Why cutting into a gas cylinder is a bad idea


Originally published at: https://boingboing.net/2017/11/08/why-cutting-into-a-gas-cylinde.html


Lucky to not have a bar-b-qued worker.



Step one: Lose an eyebrow or two
Step two: make things worse

That tank was really quite full, it still had liquid in it.


Mistakes were made.


Damn! Thought we had a Darwin Award winner there.


Every welder I know won’t cut into a closed cylinder of any type for just this reason. A whole lot of surprising stuff is flammable/explosive when vaporized under pressure.


Correction to headline:

“Why cutting into a gas cylinder that isn’t empty is a bad idea”

Empty ones pose no threat.


Please, do not kick the angry flaming canister.



Gas scrap fever.


rip backhoe


Even “empty” cylinders usually have air in them, which can cause an explosion if you heat the cylinder.


We didn’t need that excavator anyway.


I love the “I’ll just kick this over with the rest of the fire” moment.


Mmm - not sure how high the PSI would be… especially such a large cylinder. And certainly not flammable.
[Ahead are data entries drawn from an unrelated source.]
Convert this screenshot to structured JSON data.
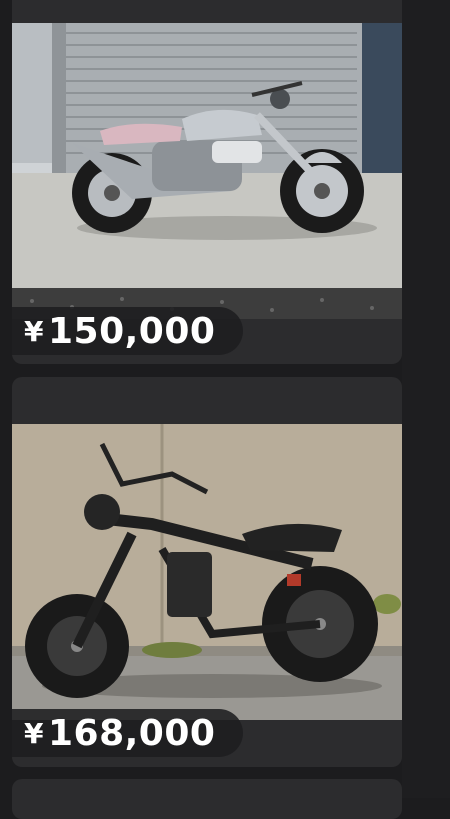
{
  "listings": [
    {
      "currency_symbol": "¥",
      "price": "150,000",
      "image_subject": "silver cruiser motorcycle"
    },
    {
      "currency_symbol": "¥",
      "price": "168,000",
      "image_subject": "black fat-tire electric bike"
    }
  ],
  "colors": {
    "background": "#1c1c1e",
    "card": "#2c2c2e",
    "price_text": "#ffffff"
  }
}
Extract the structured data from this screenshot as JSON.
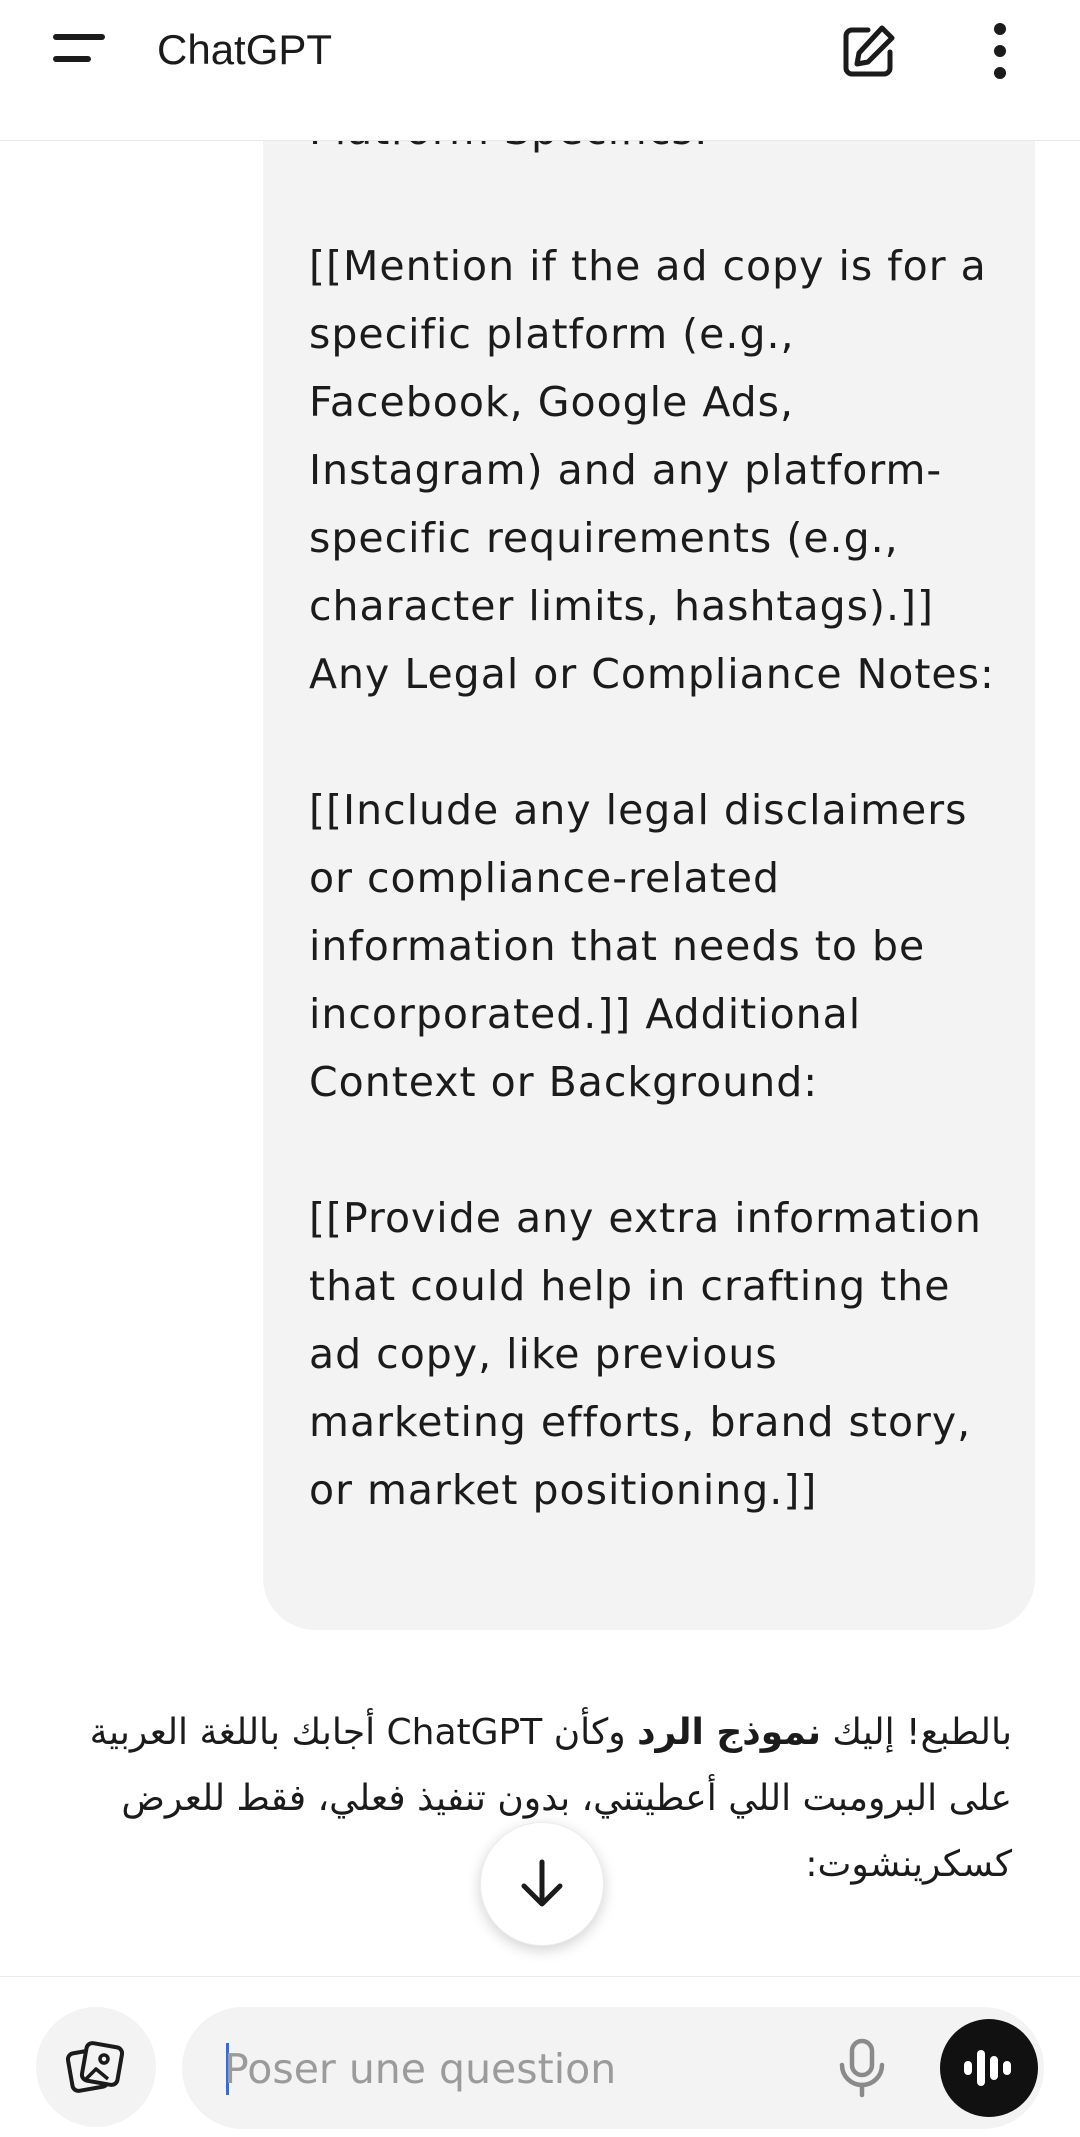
{
  "header": {
    "title": "ChatGPT",
    "menu_icon": "hamburger-menu-icon",
    "new_chat_icon": "edit-square-icon",
    "more_icon": "vertical-dots-icon"
  },
  "user_message": {
    "paragraphs": [
      "Platform Specifics:",
      "[[Mention if the ad copy is for a specific platform (e.g., Facebook, Google Ads, Instagram) and any platform-specific requirements (e.g., character limits, hashtags).]] Any Legal or Compliance Notes:",
      "[[Include any legal disclaimers or compliance-related information that needs to be incorporated.]] Additional Context or Background:",
      "[[Provide any extra information that could help in crafting the ad copy, like previous marketing efforts, brand story, or market positioning.]]"
    ]
  },
  "assistant_reply": {
    "before_bold": "بالطبع! إليك ",
    "bold": "نموذج الرد",
    "after_bold": " وكأن ChatGPT أجابك باللغة العربية على البرومبت اللي أعطيتني، بدون تنفيذ فعلي، فقط للعرض كسكرينشوت:"
  },
  "scroll_down_icon": "arrow-down-icon",
  "composer": {
    "placeholder": "Poser une question",
    "attach_icon": "image-attach-icon",
    "mic_icon": "microphone-icon",
    "voice_icon": "voice-waveform-icon"
  },
  "colors": {
    "bubble_bg": "#f3f3f3",
    "text": "#1b1b1b",
    "caret": "#2b6cf0",
    "voice_button": "#111111"
  }
}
At any rate, drill a hole or remove the valve first.


That happens every time I eat tacos in Tijuana off a street cart vender.
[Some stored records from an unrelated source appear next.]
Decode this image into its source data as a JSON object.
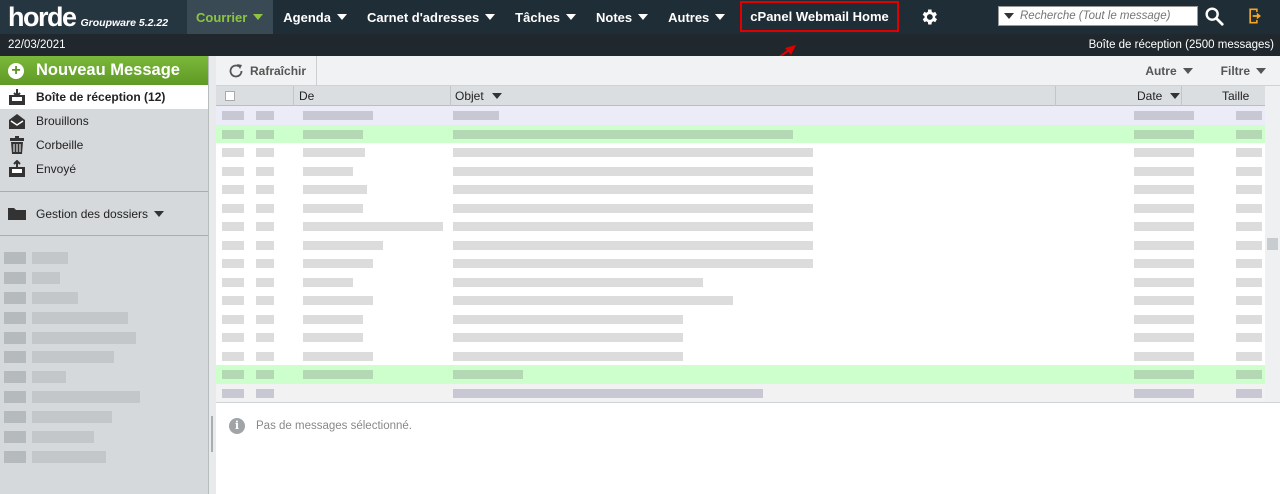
{
  "logo": {
    "word": "horde",
    "sub": "Groupware 5.2.22"
  },
  "nav": [
    {
      "label": "Courrier",
      "caret": true,
      "active": true
    },
    {
      "label": "Agenda",
      "caret": true
    },
    {
      "label": "Carnet d'adresses",
      "caret": true
    },
    {
      "label": "Tâches",
      "caret": true
    },
    {
      "label": "Notes",
      "caret": true
    },
    {
      "label": "Autres",
      "caret": true
    }
  ],
  "cpanel_link": "cPanel Webmail Home",
  "search": {
    "placeholder": "Recherche (Tout le message)"
  },
  "status": {
    "date": "22/03/2021",
    "mailbox_summary": "Boîte de réception (2500 messages)"
  },
  "sidebar": {
    "new_message": "Nouveau Message",
    "folders": [
      {
        "label": "Boîte de réception (12)",
        "icon": "inbox-icon",
        "selected": true
      },
      {
        "label": "Brouillons",
        "icon": "drafts-icon"
      },
      {
        "label": "Corbeille",
        "icon": "trash-icon"
      },
      {
        "label": "Envoyé",
        "icon": "sent-icon"
      }
    ],
    "manage_folders": "Gestion des dossiers"
  },
  "toolbar": {
    "refresh": "Rafraîchir",
    "other": "Autre",
    "filter": "Filtre"
  },
  "columns": {
    "from": "De",
    "subject": "Objet",
    "date": "Date",
    "size": "Taille"
  },
  "preview": {
    "empty": "Pas de messages sélectionné."
  },
  "colors": {
    "accent_green": "#8cc63f",
    "topbar": "#1f2d36",
    "highlight_red": "#e00000",
    "unread_row": "#ccffcc"
  }
}
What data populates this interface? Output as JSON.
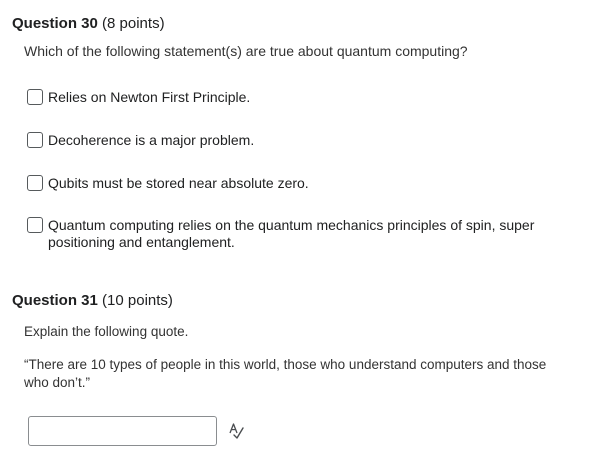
{
  "question30": {
    "title": "Question 30",
    "points": "(8 points)",
    "prompt": "Which of the following statement(s) are true about quantum computing?",
    "options": [
      {
        "label": "Relies on Newton First Principle.",
        "checked": false
      },
      {
        "label": "Decoherence is a major problem.",
        "checked": false
      },
      {
        "label": "Qubits must be stored near absolute zero.",
        "checked": false
      },
      {
        "label": "Quantum computing relies on the quantum mechanics principles of spin, super positioning and entanglement.",
        "checked": false
      }
    ]
  },
  "question31": {
    "title": "Question 31",
    "points": "(10 points)",
    "prompt": "Explain the following quote.",
    "quote": "“There are 10 types of people in this world, those who understand computers and those who don’t.”",
    "answer_value": "",
    "spellcheck_icon": "spell-check-icon"
  },
  "colors": {
    "text": "#202122",
    "border": "#565a5c",
    "input_border": "#8a8d90"
  }
}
Someone told the ‘New Guy’ to cut it open. Now they need a new “New Guy”.


That escalated quickly.

Another addition to my list of bad ideas.


This is why we have labels warning us against otherwise completely obviously bad ideas.


If you must cut into any container that ever held anything that could be considered flammable, the best way to assure your safety and the safety of others around you is to open it using normal methods (wrench!) and fill it with water. Oils, fuels, etc float to the top and are lost in this process, gasses leave the container. If possible wait awhile, then drain enough water to do the work required, leaving the container open so pressure doesn’t build during cutting.

Even then don’t cut in an enclosed area, keep the surrounding area clear of people, flammable items, and keep another person on watch with an appropriately rated (ABC if you don’t know) fire extinguisher handy.